Have you ever owed someone money, or a favor, and not known how you were going to pay them back? Then you might be able to relate to the feelings of the first settlers in what is now Georgia. Back in 1732,
Now Mr. Oglethorpe had some pretty strict ideas about the rules for his new colony. They were:
1. No rum, brandy or spirits - but wine and beer were allowed.
2. No lawyers allowed.
3. No black slaves or negroes.
4. No Catholics.
In his mind, these rules were essential for Georgia's success. So, on February 12, 1733, the lucky colonists - 114 of them - landed in Georgia, eager to start their new lives.
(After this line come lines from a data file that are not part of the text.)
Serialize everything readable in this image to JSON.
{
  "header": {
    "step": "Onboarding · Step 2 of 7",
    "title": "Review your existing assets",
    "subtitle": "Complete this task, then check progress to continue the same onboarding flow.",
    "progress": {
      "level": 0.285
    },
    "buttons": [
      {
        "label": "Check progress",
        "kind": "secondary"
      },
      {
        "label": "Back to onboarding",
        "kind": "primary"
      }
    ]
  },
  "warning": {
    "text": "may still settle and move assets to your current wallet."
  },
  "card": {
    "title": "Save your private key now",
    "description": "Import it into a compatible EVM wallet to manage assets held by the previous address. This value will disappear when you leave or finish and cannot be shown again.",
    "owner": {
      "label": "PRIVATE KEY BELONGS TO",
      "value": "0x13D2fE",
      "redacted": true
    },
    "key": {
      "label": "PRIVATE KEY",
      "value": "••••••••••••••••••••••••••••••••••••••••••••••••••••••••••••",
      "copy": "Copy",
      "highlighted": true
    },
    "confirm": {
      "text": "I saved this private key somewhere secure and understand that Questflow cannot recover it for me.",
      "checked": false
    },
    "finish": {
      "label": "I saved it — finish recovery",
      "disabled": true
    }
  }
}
After that, everything was going pretty well for the colonists in Georgia. The colonists' relations with the Native Americans started out peacefully. The colonists learned religious tolerance, largely from their experience with the Jewish doctor who helped to save the colonists. The early colonists were not allowed to own more than 500 acres of land, so that everyone would remain more or less equal.
What started out as an "experiment" in equal and fair living quickly turned into a "get rich quick" scheme that outlasted Oglethorpe and the original colonists. We can only wonder what Savannah may have looked like today, had Oglethorpe's vision been allowed to succeed.
Please email me at: firstname.lastname@example.org